Stages of a trial
The hearing of a criminal case begins as the prosecutor presents the claims against the defendant and states the reasons for them. The injured party may have requested the prosecutor to present his or her claims in the case as well. If the injured party presents the claims for damages himself or herself, he or she is given the floor after the prosecutor.
Thereafter, the defendant is heard. The defendant may either admit or deny the offence, of which the prosecutor accuses him or her. The defendant also states whether he or she agrees to pay the damages claimed by the injured party.
Next, the prosecutor and the injured party present more detailed reasons for their statements. The defendant states his or her own position as to the matters presented in the court.
Thereafter, the witnesses are heard. The injured party and the defendant may also be heard for the purpose of giving evidence. The statements of the witnesses are recorded. The court may also admit other evidence, for example written evidence.
Finally, the parties present their opinions on the sentence to be imposed in the case. If the hearing of a case takes more than one day, it is usually continued on the very next day.

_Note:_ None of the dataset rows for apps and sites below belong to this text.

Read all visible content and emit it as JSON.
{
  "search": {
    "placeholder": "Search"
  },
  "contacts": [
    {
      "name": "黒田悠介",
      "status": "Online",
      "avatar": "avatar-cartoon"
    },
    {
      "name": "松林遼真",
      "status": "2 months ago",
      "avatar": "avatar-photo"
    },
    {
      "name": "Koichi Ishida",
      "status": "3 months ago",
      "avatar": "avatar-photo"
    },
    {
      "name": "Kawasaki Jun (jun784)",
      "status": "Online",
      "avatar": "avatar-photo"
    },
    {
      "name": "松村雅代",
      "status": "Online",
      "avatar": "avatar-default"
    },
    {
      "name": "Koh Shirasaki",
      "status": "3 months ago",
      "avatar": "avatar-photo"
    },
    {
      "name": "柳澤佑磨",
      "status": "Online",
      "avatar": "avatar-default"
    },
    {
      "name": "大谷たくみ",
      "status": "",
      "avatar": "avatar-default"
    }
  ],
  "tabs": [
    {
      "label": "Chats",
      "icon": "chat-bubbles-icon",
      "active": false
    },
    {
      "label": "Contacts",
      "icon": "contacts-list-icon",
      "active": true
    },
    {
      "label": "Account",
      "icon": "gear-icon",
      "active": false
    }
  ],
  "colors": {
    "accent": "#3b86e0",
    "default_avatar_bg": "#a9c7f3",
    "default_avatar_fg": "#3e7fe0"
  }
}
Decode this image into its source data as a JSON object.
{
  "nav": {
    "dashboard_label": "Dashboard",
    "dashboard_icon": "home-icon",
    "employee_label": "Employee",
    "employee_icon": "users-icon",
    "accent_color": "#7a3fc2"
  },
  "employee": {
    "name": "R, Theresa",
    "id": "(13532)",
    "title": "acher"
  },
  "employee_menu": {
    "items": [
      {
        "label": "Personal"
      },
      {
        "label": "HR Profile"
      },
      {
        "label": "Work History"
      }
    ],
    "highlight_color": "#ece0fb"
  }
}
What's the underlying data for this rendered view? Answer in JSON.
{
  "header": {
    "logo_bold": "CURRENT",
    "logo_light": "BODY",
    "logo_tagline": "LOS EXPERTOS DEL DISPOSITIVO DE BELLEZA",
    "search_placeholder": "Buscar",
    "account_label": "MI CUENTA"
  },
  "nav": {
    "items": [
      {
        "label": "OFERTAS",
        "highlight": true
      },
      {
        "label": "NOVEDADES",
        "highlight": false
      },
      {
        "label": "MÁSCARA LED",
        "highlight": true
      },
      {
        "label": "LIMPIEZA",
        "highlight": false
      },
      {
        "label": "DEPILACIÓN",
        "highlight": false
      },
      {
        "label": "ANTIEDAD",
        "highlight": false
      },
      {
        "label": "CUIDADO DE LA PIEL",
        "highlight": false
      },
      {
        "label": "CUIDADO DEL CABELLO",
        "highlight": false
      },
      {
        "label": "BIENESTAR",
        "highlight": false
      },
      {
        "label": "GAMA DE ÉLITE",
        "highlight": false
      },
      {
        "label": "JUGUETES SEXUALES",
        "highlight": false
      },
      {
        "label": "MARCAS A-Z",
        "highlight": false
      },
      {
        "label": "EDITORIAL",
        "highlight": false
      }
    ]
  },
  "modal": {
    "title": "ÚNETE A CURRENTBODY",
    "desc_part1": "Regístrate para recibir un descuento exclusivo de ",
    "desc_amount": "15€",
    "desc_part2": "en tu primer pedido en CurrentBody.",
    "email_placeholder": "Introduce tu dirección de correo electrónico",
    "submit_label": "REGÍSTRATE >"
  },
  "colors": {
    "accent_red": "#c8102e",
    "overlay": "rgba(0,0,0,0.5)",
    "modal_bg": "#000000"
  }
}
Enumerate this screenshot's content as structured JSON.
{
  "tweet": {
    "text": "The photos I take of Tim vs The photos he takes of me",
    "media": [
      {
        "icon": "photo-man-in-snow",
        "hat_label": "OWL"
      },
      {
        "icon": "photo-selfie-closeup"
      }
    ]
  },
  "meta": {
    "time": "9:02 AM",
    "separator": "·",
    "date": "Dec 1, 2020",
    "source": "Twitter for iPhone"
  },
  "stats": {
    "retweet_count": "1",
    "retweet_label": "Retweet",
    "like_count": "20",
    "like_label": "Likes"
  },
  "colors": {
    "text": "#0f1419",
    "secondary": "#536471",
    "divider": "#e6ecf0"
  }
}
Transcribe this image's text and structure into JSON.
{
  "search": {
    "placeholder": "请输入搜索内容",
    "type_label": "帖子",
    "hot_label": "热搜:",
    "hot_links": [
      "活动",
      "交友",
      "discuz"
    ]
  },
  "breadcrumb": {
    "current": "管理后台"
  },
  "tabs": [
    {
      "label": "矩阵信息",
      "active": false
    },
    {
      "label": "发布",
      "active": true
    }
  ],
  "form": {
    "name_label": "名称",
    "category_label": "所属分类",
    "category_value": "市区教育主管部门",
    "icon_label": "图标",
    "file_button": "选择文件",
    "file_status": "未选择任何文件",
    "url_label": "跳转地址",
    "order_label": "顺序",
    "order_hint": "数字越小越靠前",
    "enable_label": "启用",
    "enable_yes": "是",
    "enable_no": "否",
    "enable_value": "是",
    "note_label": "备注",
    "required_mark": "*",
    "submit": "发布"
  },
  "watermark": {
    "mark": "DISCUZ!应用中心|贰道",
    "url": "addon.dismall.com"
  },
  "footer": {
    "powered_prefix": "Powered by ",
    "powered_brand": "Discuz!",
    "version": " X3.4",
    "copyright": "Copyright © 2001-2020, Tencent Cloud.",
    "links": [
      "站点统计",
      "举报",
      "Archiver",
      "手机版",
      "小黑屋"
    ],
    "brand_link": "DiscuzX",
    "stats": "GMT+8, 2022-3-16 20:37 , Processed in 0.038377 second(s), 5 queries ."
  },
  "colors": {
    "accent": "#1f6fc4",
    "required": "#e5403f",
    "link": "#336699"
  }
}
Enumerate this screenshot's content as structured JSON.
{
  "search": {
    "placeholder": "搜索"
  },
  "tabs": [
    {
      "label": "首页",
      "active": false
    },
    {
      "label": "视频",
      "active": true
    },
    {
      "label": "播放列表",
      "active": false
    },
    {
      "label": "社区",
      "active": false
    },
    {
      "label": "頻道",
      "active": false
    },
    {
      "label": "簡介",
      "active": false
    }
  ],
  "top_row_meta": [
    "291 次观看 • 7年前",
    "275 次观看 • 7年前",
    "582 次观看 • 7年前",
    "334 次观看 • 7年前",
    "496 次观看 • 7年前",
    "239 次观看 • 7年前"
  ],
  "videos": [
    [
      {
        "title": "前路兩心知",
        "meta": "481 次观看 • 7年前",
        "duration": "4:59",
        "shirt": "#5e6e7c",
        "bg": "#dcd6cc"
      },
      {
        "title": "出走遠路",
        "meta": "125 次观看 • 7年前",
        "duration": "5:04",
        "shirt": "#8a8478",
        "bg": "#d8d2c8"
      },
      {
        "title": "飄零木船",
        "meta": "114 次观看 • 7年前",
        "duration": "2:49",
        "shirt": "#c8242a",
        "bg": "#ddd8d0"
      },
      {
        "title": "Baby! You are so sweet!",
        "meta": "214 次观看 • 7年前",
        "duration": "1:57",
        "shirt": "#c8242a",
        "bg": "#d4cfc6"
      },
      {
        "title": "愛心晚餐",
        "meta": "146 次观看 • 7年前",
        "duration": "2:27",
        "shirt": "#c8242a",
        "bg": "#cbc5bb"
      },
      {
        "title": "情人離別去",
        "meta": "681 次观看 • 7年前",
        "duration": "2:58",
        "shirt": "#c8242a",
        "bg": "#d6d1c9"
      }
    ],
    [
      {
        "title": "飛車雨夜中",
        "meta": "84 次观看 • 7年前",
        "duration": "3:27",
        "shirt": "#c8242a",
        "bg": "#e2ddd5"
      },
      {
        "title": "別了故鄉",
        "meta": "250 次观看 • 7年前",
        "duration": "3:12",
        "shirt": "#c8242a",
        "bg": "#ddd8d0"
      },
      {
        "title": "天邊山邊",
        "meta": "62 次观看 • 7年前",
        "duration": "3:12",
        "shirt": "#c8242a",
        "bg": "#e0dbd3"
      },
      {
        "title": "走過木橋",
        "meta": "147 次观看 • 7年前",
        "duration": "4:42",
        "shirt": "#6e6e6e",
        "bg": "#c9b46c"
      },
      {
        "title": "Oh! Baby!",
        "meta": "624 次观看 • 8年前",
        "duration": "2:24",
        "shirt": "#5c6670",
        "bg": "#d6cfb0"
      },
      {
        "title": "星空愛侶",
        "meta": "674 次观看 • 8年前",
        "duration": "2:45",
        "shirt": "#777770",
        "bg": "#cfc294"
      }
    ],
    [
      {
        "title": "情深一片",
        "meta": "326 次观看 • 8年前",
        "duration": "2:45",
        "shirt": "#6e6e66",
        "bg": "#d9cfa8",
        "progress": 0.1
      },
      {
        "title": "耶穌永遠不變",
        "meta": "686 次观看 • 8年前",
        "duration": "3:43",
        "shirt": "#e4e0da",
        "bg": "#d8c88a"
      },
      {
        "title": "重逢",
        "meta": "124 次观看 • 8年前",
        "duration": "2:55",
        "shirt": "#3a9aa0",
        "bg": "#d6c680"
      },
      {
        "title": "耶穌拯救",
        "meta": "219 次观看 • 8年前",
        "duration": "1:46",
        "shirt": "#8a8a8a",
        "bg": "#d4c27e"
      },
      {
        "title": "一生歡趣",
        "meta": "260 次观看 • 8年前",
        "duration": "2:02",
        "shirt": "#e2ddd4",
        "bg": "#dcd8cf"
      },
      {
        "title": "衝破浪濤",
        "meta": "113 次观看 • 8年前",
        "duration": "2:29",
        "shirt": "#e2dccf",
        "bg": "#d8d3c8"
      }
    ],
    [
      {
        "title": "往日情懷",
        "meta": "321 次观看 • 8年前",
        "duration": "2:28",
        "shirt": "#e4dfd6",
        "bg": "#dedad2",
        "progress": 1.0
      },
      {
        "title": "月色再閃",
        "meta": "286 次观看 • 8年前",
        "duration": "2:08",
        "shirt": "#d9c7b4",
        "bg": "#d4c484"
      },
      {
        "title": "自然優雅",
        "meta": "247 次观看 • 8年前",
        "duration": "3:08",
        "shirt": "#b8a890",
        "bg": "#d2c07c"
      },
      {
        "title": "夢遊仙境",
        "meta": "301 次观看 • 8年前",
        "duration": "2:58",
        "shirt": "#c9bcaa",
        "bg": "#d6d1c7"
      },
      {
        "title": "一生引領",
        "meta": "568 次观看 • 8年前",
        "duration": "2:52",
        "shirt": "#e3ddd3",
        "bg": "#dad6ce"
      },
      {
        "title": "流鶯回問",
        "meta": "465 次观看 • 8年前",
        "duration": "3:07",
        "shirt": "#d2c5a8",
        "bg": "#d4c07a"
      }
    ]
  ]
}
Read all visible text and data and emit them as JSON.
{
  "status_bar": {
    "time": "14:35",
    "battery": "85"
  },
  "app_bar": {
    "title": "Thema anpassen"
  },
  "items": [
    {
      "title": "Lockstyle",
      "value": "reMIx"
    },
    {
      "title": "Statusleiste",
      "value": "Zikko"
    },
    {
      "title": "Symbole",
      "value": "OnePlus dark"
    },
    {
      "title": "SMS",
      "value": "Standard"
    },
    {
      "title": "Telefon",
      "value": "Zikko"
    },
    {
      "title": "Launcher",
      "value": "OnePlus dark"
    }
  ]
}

All matters are handled orally in a trial. Any written statements are no longer read. Most trials are open to the public, which means that anyone is welcome to attend a hearing. The court may, however, under certain conditions decide that a case is to be heard behind closed doors.